What you should do =
From the first line to the last, reproduce the records below exactly, omitting any picture.

══════════════════════════════

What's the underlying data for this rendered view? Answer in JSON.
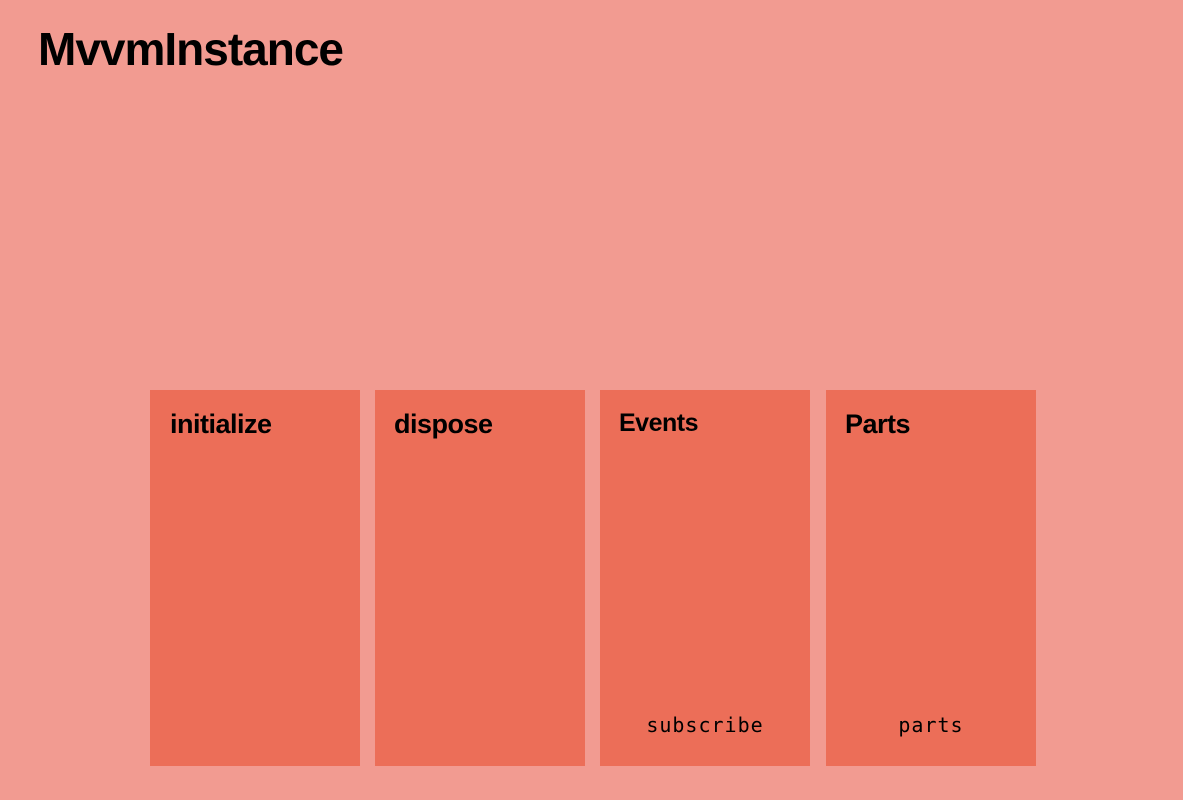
{
  "title": "MvvmInstance",
  "colors": {
    "background": "#f29b91",
    "card": "#ec6e58",
    "text": "#000000"
  },
  "cards": [
    {
      "title": "initialize",
      "code": ""
    },
    {
      "title": "dispose",
      "code": ""
    },
    {
      "title": "Events",
      "code": "subscribe"
    },
    {
      "title": "Parts",
      "code": "parts"
    }
  ]
}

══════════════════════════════

Answer for the task =
What's the underlying data for this rendered view? Answer in JSON.
{
  "title": "MvvmInstance",
  "colors": {
    "background": "#f29b91",
    "card": "#ec6e58",
    "text": "#000000"
  },
  "cards": [
    {
      "title": "initialize",
      "code": ""
    },
    {
      "title": "dispose",
      "code": ""
    },
    {
      "title": "Events",
      "code": "subscribe"
    },
    {
      "title": "Parts",
      "code": "parts"
    }
  ]
}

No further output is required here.